| Exercise directions |
Would you reproduce all of the entries exactly?
|---|
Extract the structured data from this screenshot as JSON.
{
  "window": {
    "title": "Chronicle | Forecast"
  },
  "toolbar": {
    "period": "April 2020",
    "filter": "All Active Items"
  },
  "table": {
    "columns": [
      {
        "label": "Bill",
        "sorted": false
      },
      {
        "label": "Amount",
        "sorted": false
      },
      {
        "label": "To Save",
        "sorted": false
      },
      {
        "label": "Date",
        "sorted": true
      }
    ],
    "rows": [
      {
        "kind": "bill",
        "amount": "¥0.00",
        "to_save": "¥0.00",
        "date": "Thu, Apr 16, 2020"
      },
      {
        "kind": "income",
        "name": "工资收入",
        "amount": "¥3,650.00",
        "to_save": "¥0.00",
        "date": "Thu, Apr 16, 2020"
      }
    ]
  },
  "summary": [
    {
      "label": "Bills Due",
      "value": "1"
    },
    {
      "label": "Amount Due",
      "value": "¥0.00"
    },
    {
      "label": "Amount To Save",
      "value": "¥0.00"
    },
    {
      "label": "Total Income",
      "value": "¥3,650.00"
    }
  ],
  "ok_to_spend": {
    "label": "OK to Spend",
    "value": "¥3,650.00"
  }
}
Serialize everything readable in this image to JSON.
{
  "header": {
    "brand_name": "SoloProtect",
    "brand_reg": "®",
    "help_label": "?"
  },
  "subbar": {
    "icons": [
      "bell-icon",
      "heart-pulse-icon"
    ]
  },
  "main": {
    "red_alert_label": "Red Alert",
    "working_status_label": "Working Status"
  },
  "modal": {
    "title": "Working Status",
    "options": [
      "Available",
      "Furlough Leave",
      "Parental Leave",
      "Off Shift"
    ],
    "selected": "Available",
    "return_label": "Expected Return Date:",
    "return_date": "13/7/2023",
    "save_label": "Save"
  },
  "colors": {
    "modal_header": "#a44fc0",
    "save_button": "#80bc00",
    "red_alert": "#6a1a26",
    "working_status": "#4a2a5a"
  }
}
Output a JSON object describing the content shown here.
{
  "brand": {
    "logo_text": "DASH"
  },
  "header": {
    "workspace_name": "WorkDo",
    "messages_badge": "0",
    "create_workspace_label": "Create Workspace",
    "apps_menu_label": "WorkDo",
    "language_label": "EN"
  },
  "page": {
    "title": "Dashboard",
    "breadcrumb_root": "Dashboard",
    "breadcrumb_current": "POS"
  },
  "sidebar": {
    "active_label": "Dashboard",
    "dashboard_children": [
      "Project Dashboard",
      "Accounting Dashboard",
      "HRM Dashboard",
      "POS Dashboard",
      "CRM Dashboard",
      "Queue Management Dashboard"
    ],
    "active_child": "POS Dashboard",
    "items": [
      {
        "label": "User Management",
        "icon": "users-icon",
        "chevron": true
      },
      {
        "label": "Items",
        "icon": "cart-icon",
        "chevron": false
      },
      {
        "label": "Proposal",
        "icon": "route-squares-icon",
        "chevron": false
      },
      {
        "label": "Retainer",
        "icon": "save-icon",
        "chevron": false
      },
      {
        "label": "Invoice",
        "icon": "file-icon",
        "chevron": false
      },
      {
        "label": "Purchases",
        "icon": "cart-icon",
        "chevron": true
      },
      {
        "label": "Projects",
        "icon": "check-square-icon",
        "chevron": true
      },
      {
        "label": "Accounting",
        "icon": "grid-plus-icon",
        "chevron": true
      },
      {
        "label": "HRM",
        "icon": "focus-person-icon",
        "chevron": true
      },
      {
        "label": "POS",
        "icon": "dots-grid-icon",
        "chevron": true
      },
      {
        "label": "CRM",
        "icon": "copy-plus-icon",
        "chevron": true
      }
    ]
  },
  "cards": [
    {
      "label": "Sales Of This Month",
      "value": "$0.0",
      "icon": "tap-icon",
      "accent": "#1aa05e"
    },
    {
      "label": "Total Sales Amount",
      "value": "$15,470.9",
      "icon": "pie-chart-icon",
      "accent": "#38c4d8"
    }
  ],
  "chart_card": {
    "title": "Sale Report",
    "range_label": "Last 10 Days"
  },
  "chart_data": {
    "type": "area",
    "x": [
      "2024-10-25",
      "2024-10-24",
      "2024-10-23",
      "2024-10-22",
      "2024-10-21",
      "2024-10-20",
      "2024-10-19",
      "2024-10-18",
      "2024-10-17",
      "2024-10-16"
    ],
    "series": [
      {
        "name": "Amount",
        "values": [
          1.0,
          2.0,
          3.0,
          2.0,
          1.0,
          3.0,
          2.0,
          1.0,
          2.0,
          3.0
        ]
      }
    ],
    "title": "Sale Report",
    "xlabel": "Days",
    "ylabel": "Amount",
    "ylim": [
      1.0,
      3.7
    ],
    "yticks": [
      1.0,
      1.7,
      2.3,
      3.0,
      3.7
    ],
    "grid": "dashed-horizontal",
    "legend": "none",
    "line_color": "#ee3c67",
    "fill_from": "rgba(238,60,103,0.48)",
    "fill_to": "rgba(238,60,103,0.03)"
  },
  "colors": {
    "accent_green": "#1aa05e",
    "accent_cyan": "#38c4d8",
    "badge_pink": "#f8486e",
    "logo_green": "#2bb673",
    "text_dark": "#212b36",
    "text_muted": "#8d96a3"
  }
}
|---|
| Solution for this problem |
Extract the structured data from this screenshot as JSON.
{
  "window": {
    "title": "Chronicle | Forecast"
  },
  "toolbar": {
    "period": "April 2020",
    "filter": "All Active Items"
  },
  "table": {
    "columns": [
      {
        "label": "Bill",
        "sorted": false
      },
      {
        "label": "Amount",
        "sorted": false
      },
      {
        "label": "To Save",
        "sorted": false
      },
      {
        "label": "Date",
        "sorted": true
      }
    ],
    "rows": [
      {
        "kind": "bill",
        "amount": "¥0.00",
        "to_save": "¥0.00",
        "date": "Thu, Apr 16, 2020"
      },
      {
        "kind": "income",
        "name": "工资收入",
        "amount": "¥3,650.00",
        "to_save": "¥0.00",
        "date": "Thu, Apr 16, 2020"
      }
    ]
  },
  "summary": [
    {
      "label": "Bills Due",
      "value": "1"
    },
    {
      "label": "Amount Due",
      "value": "¥0.00"
    },
    {
      "label": "Amount To Save",
      "value": "¥0.00"
    },
    {
      "label": "Total Income",
      "value": "¥3,650.00"
    }
  ],
  "ok_to_spend": {
    "label": "OK to Spend",
    "value": "¥3,650.00"
  }
}
Serialize everything readable in this image to JSON.
{
  "header": {
    "brand_name": "SoloProtect",
    "brand_reg": "®",
    "help_label": "?"
  },
  "subbar": {
    "icons": [
      "bell-icon",
      "heart-pulse-icon"
    ]
  },
  "main": {
    "red_alert_label": "Red Alert",
    "working_status_label": "Working Status"
  },
  "modal": {
    "title": "Working Status",
    "options": [
      "Available",
      "Furlough Leave",
      "Parental Leave",
      "Off Shift"
    ],
    "selected": "Available",
    "return_label": "Expected Return Date:",
    "return_date": "13/7/2023",
    "save_label": "Save"
  },
  "colors": {
    "modal_header": "#a44fc0",
    "save_button": "#80bc00",
    "red_alert": "#6a1a26",
    "working_status": "#4a2a5a"
  }
}
Output a JSON object describing the content shown here.
{
  "brand": {
    "logo_text": "DASH"
  },
  "header": {
    "workspace_name": "WorkDo",
    "messages_badge": "0",
    "create_workspace_label": "Create Workspace",
    "apps_menu_label": "WorkDo",
    "language_label": "EN"
  },
  "page": {
    "title": "Dashboard",
    "breadcrumb_root": "Dashboard",
    "breadcrumb_current": "POS"
  },
  "sidebar": {
    "active_label": "Dashboard",
    "dashboard_children": [
      "Project Dashboard",
      "Accounting Dashboard",
      "HRM Dashboard",
      "POS Dashboard",
      "CRM Dashboard",
      "Queue Management Dashboard"
    ],
    "active_child": "POS Dashboard",
    "items": [
      {
        "label": "User Management",
        "icon": "users-icon",
        "chevron": true
      },
      {
        "label": "Items",
        "icon": "cart-icon",
        "chevron": false
      },
      {
        "label": "Proposal",
        "icon": "route-squares-icon",
        "chevron": false
      },
      {
        "label": "Retainer",
        "icon": "save-icon",
        "chevron": false
      },
      {
        "label": "Invoice",
        "icon": "file-icon",
        "chevron": false
      },
      {
        "label": "Purchases",
        "icon": "cart-icon",
        "chevron": true
      },
      {
        "label": "Projects",
        "icon": "check-square-icon",
        "chevron": true
      },
      {
        "label": "Accounting",
        "icon": "grid-plus-icon",
        "chevron": true
      },
      {
        "label": "HRM",
        "icon": "focus-person-icon",
        "chevron": true
      },
      {
        "label": "POS",
        "icon": "dots-grid-icon",
        "chevron": true
      },
      {
        "label": "CRM",
        "icon": "copy-plus-icon",
        "chevron": true
      }
    ]
  },
  "cards": [
    {
      "label": "Sales Of This Month",
      "value": "$0.0",
      "icon": "tap-icon",
      "accent": "#1aa05e"
    },
    {
      "label": "Total Sales Amount",
      "value": "$15,470.9",
      "icon": "pie-chart-icon",
      "accent": "#38c4d8"
    }
  ],
  "chart_card": {
    "title": "Sale Report",
    "range_label": "Last 10 Days"
  },
  "chart_data": {
    "type": "area",
    "x": [
      "2024-10-25",
      "2024-10-24",
      "2024-10-23",
      "2024-10-22",
      "2024-10-21",
      "2024-10-20",
      "2024-10-19",
      "2024-10-18",
      "2024-10-17",
      "2024-10-16"
    ],
    "series": [
      {
        "name": "Amount",
        "values": [
          1.0,
          2.0,
          3.0,
          2.0,
          1.0,
          3.0,
          2.0,
          1.0,
          2.0,
          3.0
        ]
      }
    ],
    "title": "Sale Report",
    "xlabel": "Days",
    "ylabel": "Amount",
    "ylim": [
      1.0,
      3.7
    ],
    "yticks": [
      1.0,
      1.7,
      2.3,
      3.0,
      3.7
    ],
    "grid": "dashed-horizontal",
    "legend": "none",
    "line_color": "#ee3c67",
    "fill_from": "rgba(238,60,103,0.48)",
    "fill_to": "rgba(238,60,103,0.03)"
  },
  "colors": {
    "accent_green": "#1aa05e",
    "accent_cyan": "#38c4d8",
    "badge_pink": "#f8486e",
    "logo_green": "#2bb673",
    "text_dark": "#212b36",
    "text_muted": "#8d96a3"
  }
}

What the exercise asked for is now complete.